- [Task directions] An exact reproduction of every record is required.

Stored data entries
++++++++++

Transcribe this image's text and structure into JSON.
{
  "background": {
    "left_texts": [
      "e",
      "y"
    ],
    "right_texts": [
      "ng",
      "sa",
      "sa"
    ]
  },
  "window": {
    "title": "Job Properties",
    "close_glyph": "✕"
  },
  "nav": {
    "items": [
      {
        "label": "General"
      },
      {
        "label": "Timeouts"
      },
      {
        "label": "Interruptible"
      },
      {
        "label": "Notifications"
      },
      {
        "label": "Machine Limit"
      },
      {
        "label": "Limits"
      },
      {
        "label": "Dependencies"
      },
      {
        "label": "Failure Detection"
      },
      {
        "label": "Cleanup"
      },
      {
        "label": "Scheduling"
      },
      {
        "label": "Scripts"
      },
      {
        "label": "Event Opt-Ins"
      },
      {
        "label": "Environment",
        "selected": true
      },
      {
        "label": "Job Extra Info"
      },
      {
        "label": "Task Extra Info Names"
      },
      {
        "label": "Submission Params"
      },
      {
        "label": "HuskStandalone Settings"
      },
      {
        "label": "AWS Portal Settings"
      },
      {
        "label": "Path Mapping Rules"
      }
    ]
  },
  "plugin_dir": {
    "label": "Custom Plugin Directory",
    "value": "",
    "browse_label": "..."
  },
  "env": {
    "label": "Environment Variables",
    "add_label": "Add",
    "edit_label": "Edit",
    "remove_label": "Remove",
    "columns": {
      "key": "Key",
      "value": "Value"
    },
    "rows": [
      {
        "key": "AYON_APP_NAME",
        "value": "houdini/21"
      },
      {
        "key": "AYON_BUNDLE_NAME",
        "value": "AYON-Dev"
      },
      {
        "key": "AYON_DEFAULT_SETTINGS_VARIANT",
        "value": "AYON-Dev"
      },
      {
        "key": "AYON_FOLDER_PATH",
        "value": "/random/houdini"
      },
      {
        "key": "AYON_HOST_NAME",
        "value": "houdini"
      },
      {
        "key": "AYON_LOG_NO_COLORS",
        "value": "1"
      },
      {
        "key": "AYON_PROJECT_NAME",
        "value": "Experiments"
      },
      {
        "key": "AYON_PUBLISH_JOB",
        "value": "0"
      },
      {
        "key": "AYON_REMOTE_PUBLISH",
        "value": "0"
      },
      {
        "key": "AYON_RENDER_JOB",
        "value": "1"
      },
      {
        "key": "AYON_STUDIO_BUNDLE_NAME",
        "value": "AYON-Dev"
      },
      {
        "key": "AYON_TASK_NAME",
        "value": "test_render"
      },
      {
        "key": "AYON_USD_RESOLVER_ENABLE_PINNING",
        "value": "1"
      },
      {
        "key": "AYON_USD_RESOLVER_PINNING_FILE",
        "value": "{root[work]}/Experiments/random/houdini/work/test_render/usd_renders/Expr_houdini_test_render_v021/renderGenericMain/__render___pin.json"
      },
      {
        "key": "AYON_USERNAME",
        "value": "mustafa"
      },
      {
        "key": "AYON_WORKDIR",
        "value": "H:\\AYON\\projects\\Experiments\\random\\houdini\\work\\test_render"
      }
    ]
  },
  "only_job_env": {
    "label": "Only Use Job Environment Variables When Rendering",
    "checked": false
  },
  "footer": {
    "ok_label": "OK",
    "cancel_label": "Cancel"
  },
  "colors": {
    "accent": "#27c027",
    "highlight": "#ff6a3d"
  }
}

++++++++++

- [Solution to the problem]
Transcribe this image's text and structure into JSON.
{
  "background": {
    "left_texts": [
      "e",
      "y"
    ],
    "right_texts": [
      "ng",
      "sa",
      "sa"
    ]
  },
  "window": {
    "title": "Job Properties",
    "close_glyph": "✕"
  },
  "nav": {
    "items": [
      {
        "label": "General"
      },
      {
        "label": "Timeouts"
      },
      {
        "label": "Interruptible"
      },
      {
        "label": "Notifications"
      },
      {
        "label": "Machine Limit"
      },
      {
        "label": "Limits"
      },
      {
        "label": "Dependencies"
      },
      {
        "label": "Failure Detection"
      },
      {
        "label": "Cleanup"
      },
      {
        "label": "Scheduling"
      },
      {
        "label": "Scripts"
      },
      {
        "label": "Event Opt-Ins"
      },
      {
        "label": "Environment",
        "selected": true
      },
      {
        "label": "Job Extra Info"
      },
      {
        "label": "Task Extra Info Names"
      },
      {
        "label": "Submission Params"
      },
      {
        "label": "HuskStandalone Settings"
      },
      {
        "label": "AWS Portal Settings"
      },
      {
        "label": "Path Mapping Rules"
      }
    ]
  },
  "plugin_dir": {
    "label": "Custom Plugin Directory",
    "value": "",
    "browse_label": "..."
  },
  "env": {
    "label": "Environment Variables",
    "add_label": "Add",
    "edit_label": "Edit",
    "remove_label": "Remove",
    "columns": {
      "key": "Key",
      "value": "Value"
    },
    "rows": [
      {
        "key": "AYON_APP_NAME",
        "value": "houdini/21"
      },
      {
        "key": "AYON_BUNDLE_NAME",
        "value": "AYON-Dev"
      },
      {
        "key": "AYON_DEFAULT_SETTINGS_VARIANT",
        "value": "AYON-Dev"
      },
      {
        "key": "AYON_FOLDER_PATH",
        "value": "/random/houdini"
      },
      {
        "key": "AYON_HOST_NAME",
        "value": "houdini"
      },
      {
        "key": "AYON_LOG_NO_COLORS",
        "value": "1"
      },
      {
        "key": "AYON_PROJECT_NAME",
        "value": "Experiments"
      },
      {
        "key": "AYON_PUBLISH_JOB",
        "value": "0"
      },
      {
        "key": "AYON_REMOTE_PUBLISH",
        "value": "0"
      },
      {
        "key": "AYON_RENDER_JOB",
        "value": "1"
      },
      {
        "key": "AYON_STUDIO_BUNDLE_NAME",
        "value": "AYON-Dev"
      },
      {
        "key": "AYON_TASK_NAME",
        "value": "test_render"
      },
      {
        "key": "AYON_USD_RESOLVER_ENABLE_PINNING",
        "value": "1"
      },
      {
        "key": "AYON_USD_RESOLVER_PINNING_FILE",
        "value": "{root[work]}/Experiments/random/houdini/work/test_render/usd_renders/Expr_houdini_test_render_v021/renderGenericMain/__render___pin.json"
      },
      {
        "key": "AYON_USERNAME",
        "value": "mustafa"
      },
      {
        "key": "AYON_WORKDIR",
        "value": "H:\\AYON\\projects\\Experiments\\random\\houdini\\work\\test_render"
      }
    ]
  },
  "only_job_env": {
    "label": "Only Use Job Environment Variables When Rendering",
    "checked": false
  },
  "footer": {
    "ok_label": "OK",
    "cancel_label": "Cancel"
  },
  "colors": {
    "accent": "#27c027",
    "highlight": "#ff6a3d"
  }
}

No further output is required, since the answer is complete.